This is the game that brought the Fallout series to the more mainstream audiences. A decade had passed since Fallout 2 and the series was all but forgotten. Bethesda took the IP and brought it to modern audiences, making the switch to 3D, abandoning the turn based system for a more shooter-inspired one, and opting for an open world formula similar to the one used in their Elder Scrolls games.
Fallout 3 was a massive success, with players all over exploring the Capital Wasteland and blasting Supermutants while listening to the smooth tones of The Ink Spots “I Don't Want To Set The World On Fire.” While fans of the classic games missed some of the more advanced dialogue trees and felt that the decision making in 3 was more simplistic, the game remains true in tone and style to its predecessors, and even features a few easter eggs for fans of the older games.
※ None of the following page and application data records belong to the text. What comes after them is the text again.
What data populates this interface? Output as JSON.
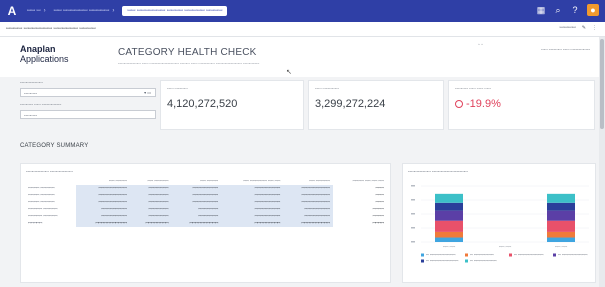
{
  "topbar": {
    "logo": "A",
    "crumbs": [
      "ꟷꟷ ꟷ",
      "ꟷꟷ ꟷꟷꟷꟷꟷꟷ ꟷꟷꟷꟷꟷ",
      "ꟷꟷ ꟷꟷꟷꟷꟷꟷꟷ ꟷꟷꟷꟷ ꟷꟷꟷꟷꟷ ꟷꟷꟷꟷ"
    ],
    "icons": [
      "grid-icon",
      "search-icon",
      "help-icon",
      "user-icon"
    ]
  },
  "subbar": {
    "page_name": "ꟷꟷꟷꟷ ꟷꟷꟷꟷꟷꟷꟷ ꟷꟷꟷꟷꟷꟷ ꟷꟷꟷꟷ",
    "right": "ꟷꟷꟷꟷ"
  },
  "header": {
    "brand_line1": "Anaplan",
    "brand_line2": "Applications",
    "title": "CATEGORY HEALTH CHECK",
    "subtitle": "ꟷꟷꟷꟷꟷꟷꟷ ꟷꟷ ꟷꟷꟷꟷꟷꟷꟷꟷꟷ ꟷꟷꟷ ꟷꟷ ꟷꟷꟷꟷꟷ ꟷꟷꟷꟷꟷꟷꟷꟷ ꟷꟷꟷꟷꟷ",
    "right_text": "ꟷꟷ ꟷꟷꟷꟷ ꟷꟷ ꟷꟷꟷꟷꟷꟷ"
  },
  "filters": {
    "f1_label": "ꟷꟷꟷꟷꟷꟷꟷ",
    "f1_value": "ꟷꟷꟷꟷ",
    "f2_label": "ꟷꟷꟷꟷ ꟷꟷ ꟷꟷꟷꟷꟷꟷ",
    "f2_value": "ꟷꟷꟷꟷ"
  },
  "kpis": [
    {
      "label": "ꟷꟷ ꟷꟷꟷꟷ",
      "value": "4,120,272,520"
    },
    {
      "label": "ꟷꟷ ꟷꟷꟷꟷꟷ",
      "value": "3,299,272,224"
    },
    {
      "label": "ꟷꟷꟷꟷ ꟷꟷ ꟷꟷ ꟷꟷ",
      "value": "-19.9%"
    }
  ],
  "section_title": "CATEGORY SUMMARY",
  "table": {
    "panel_title": "ꟷꟷꟷꟷꟷꟷꟷ ꟷꟷꟷꟷꟷꟷꟷ",
    "headers": [
      "",
      "ꟷꟷ ꟷꟷꟷꟷ",
      "ꟷꟷ ꟷꟷꟷꟷꟷ",
      "ꟷꟷ ꟷꟷꟷꟷ",
      "ꟷꟷ ꟷꟷꟷꟷꟷꟷ ꟷꟷ ꟷꟷ",
      "ꟷꟷ ꟷꟷꟷꟷꟷ",
      "ꟷꟷꟷꟷ ꟷꟷ ꟷꟷ ꟷꟷ"
    ],
    "rows": [
      [
        "ꟷꟷꟷꟷ ꟷꟷꟷꟷꟷ",
        "ꟷꟷꟷꟷꟷꟷꟷꟷꟷꟷ",
        "ꟷꟷꟷꟷꟷꟷꟷ",
        "ꟷꟷꟷꟷꟷꟷꟷꟷꟷ",
        "ꟷꟷꟷꟷꟷꟷꟷꟷꟷ",
        "ꟷꟷꟷꟷꟷꟷꟷꟷꟷꟷ",
        "ꟷꟷꟷ"
      ],
      [
        "ꟷꟷꟷꟷ ꟷꟷꟷꟷꟷ",
        "ꟷꟷꟷꟷꟷꟷꟷꟷꟷꟷ",
        "ꟷꟷꟷꟷꟷꟷꟷ",
        "ꟷꟷꟷꟷꟷꟷꟷꟷꟷ",
        "ꟷꟷꟷꟷꟷꟷꟷꟷꟷ",
        "ꟷꟷꟷꟷꟷꟷꟷꟷꟷꟷ",
        "ꟷꟷꟷ"
      ],
      [
        "ꟷꟷꟷꟷ ꟷꟷꟷꟷꟷ",
        "ꟷꟷꟷꟷꟷꟷꟷꟷꟷꟷ",
        "ꟷꟷꟷꟷꟷꟷꟷ",
        "ꟷꟷꟷꟷꟷꟷꟷꟷꟷ",
        "ꟷꟷꟷꟷꟷꟷꟷꟷꟷ",
        "ꟷꟷꟷꟷꟷꟷꟷꟷꟷꟷ",
        "ꟷꟷꟷ"
      ],
      [
        "ꟷꟷꟷꟷꟷ ꟷꟷꟷꟷꟷ",
        "ꟷꟷꟷꟷꟷꟷꟷꟷꟷ",
        "ꟷꟷꟷꟷꟷꟷꟷ",
        "ꟷꟷꟷꟷꟷꟷꟷ",
        "ꟷꟷꟷꟷꟷꟷꟷꟷꟷ",
        "ꟷꟷꟷꟷꟷꟷꟷꟷꟷ",
        "ꟷꟷꟷꟷ"
      ],
      [
        "ꟷꟷꟷꟷꟷ ꟷꟷꟷꟷꟷ",
        "ꟷꟷꟷꟷꟷꟷꟷꟷꟷ",
        "ꟷꟷꟷꟷꟷꟷꟷ",
        "ꟷꟷꟷꟷꟷꟷꟷ",
        "ꟷꟷꟷꟷꟷꟷꟷꟷꟷ",
        "ꟷꟷꟷꟷꟷꟷꟷꟷꟷ",
        "ꟷꟷꟷꟷ"
      ],
      [
        "ꟷꟷꟷꟷꟷ",
        "ꟷꟷꟷꟷꟷꟷꟷꟷꟷꟷꟷ",
        "ꟷꟷꟷꟷꟷꟷꟷꟷ",
        "ꟷꟷꟷꟷꟷꟷꟷꟷꟷꟷ",
        "ꟷꟷꟷꟷꟷꟷꟷꟷꟷ",
        "ꟷꟷꟷꟷꟷꟷꟷꟷꟷꟷ",
        "ꟷꟷꟷꟷ"
      ]
    ]
  },
  "chart_data": {
    "type": "bar",
    "stacked": true,
    "title": "ꟷꟷꟷꟷꟷꟷꟷ ꟷꟷꟷꟷꟷꟷꟷꟷꟷꟷꟷ",
    "categories": [
      "ꟷꟷ ꟷꟷ",
      "ꟷꟷ ꟷꟷ",
      "ꟷꟷ ꟷꟷ"
    ],
    "ylim": [
      0,
      100
    ],
    "grid": true,
    "legend_position": "bottom",
    "series": [
      {
        "name": "ꟷ ꟷꟷꟷꟷꟷꟷꟷꟷꟷ",
        "color": "#3fa5e0",
        "values": [
          8,
          0,
          8
        ]
      },
      {
        "name": "ꟷ ꟷꟷꟷꟷꟷꟷꟷ",
        "color": "#f07a3a",
        "values": [
          10,
          0,
          10
        ]
      },
      {
        "name": "ꟷ ꟷꟷꟷꟷꟷꟷꟷꟷꟷ",
        "color": "#e8516a",
        "values": [
          20,
          0,
          20
        ]
      },
      {
        "name": "ꟷ ꟷꟷꟷꟷꟷꟷꟷꟷꟷ",
        "color": "#5b3fa6",
        "values": [
          18,
          0,
          18
        ]
      },
      {
        "name": "ꟷ ꟷꟷꟷꟷꟷꟷꟷꟷꟷꟷ",
        "color": "#2a3f9a",
        "values": [
          14,
          0,
          14
        ]
      },
      {
        "name": "ꟷ ꟷꟷꟷꟷꟷꟷꟷꟷ",
        "color": "#3cc0c8",
        "values": [
          16,
          0,
          16
        ]
      }
    ]
  },
  "colors": {
    "topbar": "#2f3fa6",
    "negative": "#e0425c",
    "accent_orange": "#f19a2e"
  }
}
Its revival of the series and the subsequent growth of the fanbase earns it the number 2 spot on this list.
1 Fallout: New Vegas
Fans who only got into the series with Fallout 3 sometimes consider Obsidian's Fallout: New Vegas an inferior game due to its more linear story and heavy emphasis on NPC Factions. Fans of the greater series see it for what it is: an homage to the classic games while keeping the updated mechanics of Fallout 3.
New Vegas features detailed dialogue trees closer to the older games, morally gray decision making, opportunities to resolve quests and problems via roleplaying, and some truly challenging scenarios (including a 'hardcore' mode, in which the courier requires food and sleep as well as few other changes to make the game more realistic), and the city of New Vegas which shares a lot of similarities to Fallout 2's New Reno.
For players who enjoy some of what made the classics great but still like the modern conveniences and 3D style of the more recent games, New Vegas offers the best of both worlds.